Collected data entries:
•••
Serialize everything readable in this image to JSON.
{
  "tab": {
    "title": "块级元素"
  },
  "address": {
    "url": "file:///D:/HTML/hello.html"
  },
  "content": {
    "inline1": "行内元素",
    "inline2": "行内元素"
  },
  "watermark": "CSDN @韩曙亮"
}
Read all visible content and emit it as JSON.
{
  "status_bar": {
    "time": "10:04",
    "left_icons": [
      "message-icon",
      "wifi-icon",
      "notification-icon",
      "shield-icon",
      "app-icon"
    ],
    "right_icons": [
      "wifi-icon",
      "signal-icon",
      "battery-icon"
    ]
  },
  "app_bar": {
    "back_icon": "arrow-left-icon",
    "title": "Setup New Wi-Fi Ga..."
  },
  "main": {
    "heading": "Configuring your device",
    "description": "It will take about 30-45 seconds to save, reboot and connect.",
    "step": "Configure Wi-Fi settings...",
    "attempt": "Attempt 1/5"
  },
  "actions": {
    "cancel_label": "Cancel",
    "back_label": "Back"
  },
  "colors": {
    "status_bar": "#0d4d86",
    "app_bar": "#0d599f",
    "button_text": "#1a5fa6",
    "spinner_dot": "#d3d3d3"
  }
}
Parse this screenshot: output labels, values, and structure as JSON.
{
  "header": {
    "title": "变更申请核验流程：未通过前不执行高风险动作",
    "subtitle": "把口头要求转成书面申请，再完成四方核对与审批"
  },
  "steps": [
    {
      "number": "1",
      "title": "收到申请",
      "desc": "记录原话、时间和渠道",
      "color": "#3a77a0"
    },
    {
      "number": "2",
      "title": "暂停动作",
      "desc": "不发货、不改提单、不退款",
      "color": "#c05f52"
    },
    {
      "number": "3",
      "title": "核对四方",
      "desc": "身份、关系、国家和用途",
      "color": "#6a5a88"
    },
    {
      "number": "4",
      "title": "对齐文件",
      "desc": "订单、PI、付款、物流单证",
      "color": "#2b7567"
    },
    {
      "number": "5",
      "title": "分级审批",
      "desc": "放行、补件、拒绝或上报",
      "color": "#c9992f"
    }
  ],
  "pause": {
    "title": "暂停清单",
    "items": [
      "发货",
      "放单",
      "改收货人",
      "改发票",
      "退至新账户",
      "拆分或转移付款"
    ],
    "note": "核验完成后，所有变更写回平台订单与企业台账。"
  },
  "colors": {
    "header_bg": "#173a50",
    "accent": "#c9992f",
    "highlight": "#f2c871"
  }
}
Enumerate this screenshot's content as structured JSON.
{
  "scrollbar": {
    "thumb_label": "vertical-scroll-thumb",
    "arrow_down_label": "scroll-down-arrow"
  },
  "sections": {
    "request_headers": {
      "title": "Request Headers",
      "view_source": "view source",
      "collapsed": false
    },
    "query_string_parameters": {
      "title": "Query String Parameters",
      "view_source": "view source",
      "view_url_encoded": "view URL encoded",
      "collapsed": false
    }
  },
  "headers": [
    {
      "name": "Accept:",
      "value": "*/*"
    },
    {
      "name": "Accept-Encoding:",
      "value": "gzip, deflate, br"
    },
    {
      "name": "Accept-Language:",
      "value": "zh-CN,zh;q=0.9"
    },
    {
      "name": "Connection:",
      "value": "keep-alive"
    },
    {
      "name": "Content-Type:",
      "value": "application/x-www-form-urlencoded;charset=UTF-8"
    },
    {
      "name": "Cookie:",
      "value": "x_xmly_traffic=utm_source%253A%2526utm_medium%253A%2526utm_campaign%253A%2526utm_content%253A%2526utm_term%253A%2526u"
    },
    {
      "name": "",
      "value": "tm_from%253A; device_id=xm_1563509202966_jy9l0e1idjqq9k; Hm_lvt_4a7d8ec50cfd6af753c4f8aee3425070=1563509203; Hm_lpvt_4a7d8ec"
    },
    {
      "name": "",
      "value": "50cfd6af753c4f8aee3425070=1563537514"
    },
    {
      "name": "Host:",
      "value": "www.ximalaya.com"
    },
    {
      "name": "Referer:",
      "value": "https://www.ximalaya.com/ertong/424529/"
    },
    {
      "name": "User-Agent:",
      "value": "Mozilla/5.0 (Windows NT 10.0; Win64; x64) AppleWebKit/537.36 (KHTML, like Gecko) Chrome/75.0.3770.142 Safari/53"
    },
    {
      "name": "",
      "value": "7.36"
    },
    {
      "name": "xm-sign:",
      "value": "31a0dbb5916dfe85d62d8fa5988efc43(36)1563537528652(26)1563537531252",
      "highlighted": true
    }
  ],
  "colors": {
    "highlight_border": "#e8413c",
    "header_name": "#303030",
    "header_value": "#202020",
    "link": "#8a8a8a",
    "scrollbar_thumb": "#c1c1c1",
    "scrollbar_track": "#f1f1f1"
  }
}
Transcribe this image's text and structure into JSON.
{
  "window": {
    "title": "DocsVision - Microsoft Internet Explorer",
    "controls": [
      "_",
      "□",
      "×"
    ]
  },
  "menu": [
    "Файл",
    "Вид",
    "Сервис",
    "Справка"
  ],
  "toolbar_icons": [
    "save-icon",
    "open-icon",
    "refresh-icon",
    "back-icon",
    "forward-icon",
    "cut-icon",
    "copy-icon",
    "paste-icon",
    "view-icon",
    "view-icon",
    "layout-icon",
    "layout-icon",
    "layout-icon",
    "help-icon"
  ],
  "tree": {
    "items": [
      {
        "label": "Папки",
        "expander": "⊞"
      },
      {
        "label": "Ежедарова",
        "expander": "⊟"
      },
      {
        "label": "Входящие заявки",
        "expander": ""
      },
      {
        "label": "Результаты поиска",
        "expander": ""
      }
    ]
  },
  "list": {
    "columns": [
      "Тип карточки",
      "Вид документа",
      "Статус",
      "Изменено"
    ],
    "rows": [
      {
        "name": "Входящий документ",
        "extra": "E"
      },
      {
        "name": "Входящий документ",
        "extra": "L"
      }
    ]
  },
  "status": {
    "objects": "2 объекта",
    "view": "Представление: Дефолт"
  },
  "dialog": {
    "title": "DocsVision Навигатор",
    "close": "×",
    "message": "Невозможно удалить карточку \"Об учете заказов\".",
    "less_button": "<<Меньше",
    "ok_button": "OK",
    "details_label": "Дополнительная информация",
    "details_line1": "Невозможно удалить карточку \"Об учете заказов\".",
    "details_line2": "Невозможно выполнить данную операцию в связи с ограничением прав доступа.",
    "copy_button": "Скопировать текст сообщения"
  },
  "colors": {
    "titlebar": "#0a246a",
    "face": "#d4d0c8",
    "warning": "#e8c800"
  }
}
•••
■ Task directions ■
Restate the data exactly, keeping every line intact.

■ Finished exercise ■
Serialize everything readable in this image to JSON.
{
  "tab": {
    "title": "块级元素"
  },
  "address": {
    "url": "file:///D:/HTML/hello.html"
  },
  "content": {
    "inline1": "行内元素",
    "inline2": "行内元素"
  },
  "watermark": "CSDN @韩曙亮"
}
Read all visible content and emit it as JSON.
{
  "status_bar": {
    "time": "10:04",
    "left_icons": [
      "message-icon",
      "wifi-icon",
      "notification-icon",
      "shield-icon",
      "app-icon"
    ],
    "right_icons": [
      "wifi-icon",
      "signal-icon",
      "battery-icon"
    ]
  },
  "app_bar": {
    "back_icon": "arrow-left-icon",
    "title": "Setup New Wi-Fi Ga..."
  },
  "main": {
    "heading": "Configuring your device",
    "description": "It will take about 30-45 seconds to save, reboot and connect.",
    "step": "Configure Wi-Fi settings...",
    "attempt": "Attempt 1/5"
  },
  "actions": {
    "cancel_label": "Cancel",
    "back_label": "Back"
  },
  "colors": {
    "status_bar": "#0d4d86",
    "app_bar": "#0d599f",
    "button_text": "#1a5fa6",
    "spinner_dot": "#d3d3d3"
  }
}
Parse this screenshot: output labels, values, and structure as JSON.
{
  "header": {
    "title": "变更申请核验流程：未通过前不执行高风险动作",
    "subtitle": "把口头要求转成书面申请，再完成四方核对与审批"
  },
  "steps": [
    {
      "number": "1",
      "title": "收到申请",
      "desc": "记录原话、时间和渠道",
      "color": "#3a77a0"
    },
    {
      "number": "2",
      "title": "暂停动作",
      "desc": "不发货、不改提单、不退款",
      "color": "#c05f52"
    },
    {
      "number": "3",
      "title": "核对四方",
      "desc": "身份、关系、国家和用途",
      "color": "#6a5a88"
    },
    {
      "number": "4",
      "title": "对齐文件",
      "desc": "订单、PI、付款、物流单证",
      "color": "#2b7567"
    },
    {
      "number": "5",
      "title": "分级审批",
      "desc": "放行、补件、拒绝或上报",
      "color": "#c9992f"
    }
  ],
  "pause": {
    "title": "暂停清单",
    "items": [
      "发货",
      "放单",
      "改收货人",
      "改发票",
      "退至新账户",
      "拆分或转移付款"
    ],
    "note": "核验完成后，所有变更写回平台订单与企业台账。"
  },
  "colors": {
    "header_bg": "#173a50",
    "accent": "#c9992f",
    "highlight": "#f2c871"
  }
}
Enumerate this screenshot's content as structured JSON.
{
  "scrollbar": {
    "thumb_label": "vertical-scroll-thumb",
    "arrow_down_label": "scroll-down-arrow"
  },
  "sections": {
    "request_headers": {
      "title": "Request Headers",
      "view_source": "view source",
      "collapsed": false
    },
    "query_string_parameters": {
      "title": "Query String Parameters",
      "view_source": "view source",
      "view_url_encoded": "view URL encoded",
      "collapsed": false
    }
  },
  "headers": [
    {
      "name": "Accept:",
      "value": "*/*"
    },
    {
      "name": "Accept-Encoding:",
      "value": "gzip, deflate, br"
    },
    {
      "name": "Accept-Language:",
      "value": "zh-CN,zh;q=0.9"
    },
    {
      "name": "Connection:",
      "value": "keep-alive"
    },
    {
      "name": "Content-Type:",
      "value": "application/x-www-form-urlencoded;charset=UTF-8"
    },
    {
      "name": "Cookie:",
      "value": "x_xmly_traffic=utm_source%253A%2526utm_medium%253A%2526utm_campaign%253A%2526utm_content%253A%2526utm_term%253A%2526u"
    },
    {
      "name": "",
      "value": "tm_from%253A; device_id=xm_1563509202966_jy9l0e1idjqq9k; Hm_lvt_4a7d8ec50cfd6af753c4f8aee3425070=1563509203; Hm_lpvt_4a7d8ec"
    },
    {
      "name": "",
      "value": "50cfd6af753c4f8aee3425070=1563537514"
    },
    {
      "name": "Host:",
      "value": "www.ximalaya.com"
    },
    {
      "name": "Referer:",
      "value": "https://www.ximalaya.com/ertong/424529/"
    },
    {
      "name": "User-Agent:",
      "value": "Mozilla/5.0 (Windows NT 10.0; Win64; x64) AppleWebKit/537.36 (KHTML, like Gecko) Chrome/75.0.3770.142 Safari/53"
    },
    {
      "name": "",
      "value": "7.36"
    },
    {
      "name": "xm-sign:",
      "value": "31a0dbb5916dfe85d62d8fa5988efc43(36)1563537528652(26)1563537531252",
      "highlighted": true
    }
  ],
  "colors": {
    "highlight_border": "#e8413c",
    "header_name": "#303030",
    "header_value": "#202020",
    "link": "#8a8a8a",
    "scrollbar_thumb": "#c1c1c1",
    "scrollbar_track": "#f1f1f1"
  }
}
Transcribe this image's text and structure into JSON.
{
  "window": {
    "title": "DocsVision - Microsoft Internet Explorer",
    "controls": [
      "_",
      "□",
      "×"
    ]
  },
  "menu": [
    "Файл",
    "Вид",
    "Сервис",
    "Справка"
  ],
  "toolbar_icons": [
    "save-icon",
    "open-icon",
    "refresh-icon",
    "back-icon",
    "forward-icon",
    "cut-icon",
    "copy-icon",
    "paste-icon",
    "view-icon",
    "view-icon",
    "layout-icon",
    "layout-icon",
    "layout-icon",
    "help-icon"
  ],
  "tree": {
    "items": [
      {
        "label": "Папки",
        "expander": "⊞"
      },
      {
        "label": "Ежедарова",
        "expander": "⊟"
      },
      {
        "label": "Входящие заявки",
        "expander": ""
      },
      {
        "label": "Результаты поиска",
        "expander": ""
      }
    ]
  },
  "list": {
    "columns": [
      "Тип карточки",
      "Вид документа",
      "Статус",
      "Изменено"
    ],
    "rows": [
      {
        "name": "Входящий документ",
        "extra": "E"
      },
      {
        "name": "Входящий документ",
        "extra": "L"
      }
    ]
  },
  "status": {
    "objects": "2 объекта",
    "view": "Представление: Дефолт"
  },
  "dialog": {
    "title": "DocsVision Навигатор",
    "close": "×",
    "message": "Невозможно удалить карточку \"Об учете заказов\".",
    "less_button": "<<Меньше",
    "ok_button": "OK",
    "details_label": "Дополнительная информация",
    "details_line1": "Невозможно удалить карточку \"Об учете заказов\".",
    "details_line2": "Невозможно выполнить данную операцию в связи с ограничением прав доступа.",
    "copy_button": "Скопировать текст сообщения"
  },
  "colors": {
    "titlebar": "#0a246a",
    "face": "#d4d0c8",
    "warning": "#e8c800"
  }
}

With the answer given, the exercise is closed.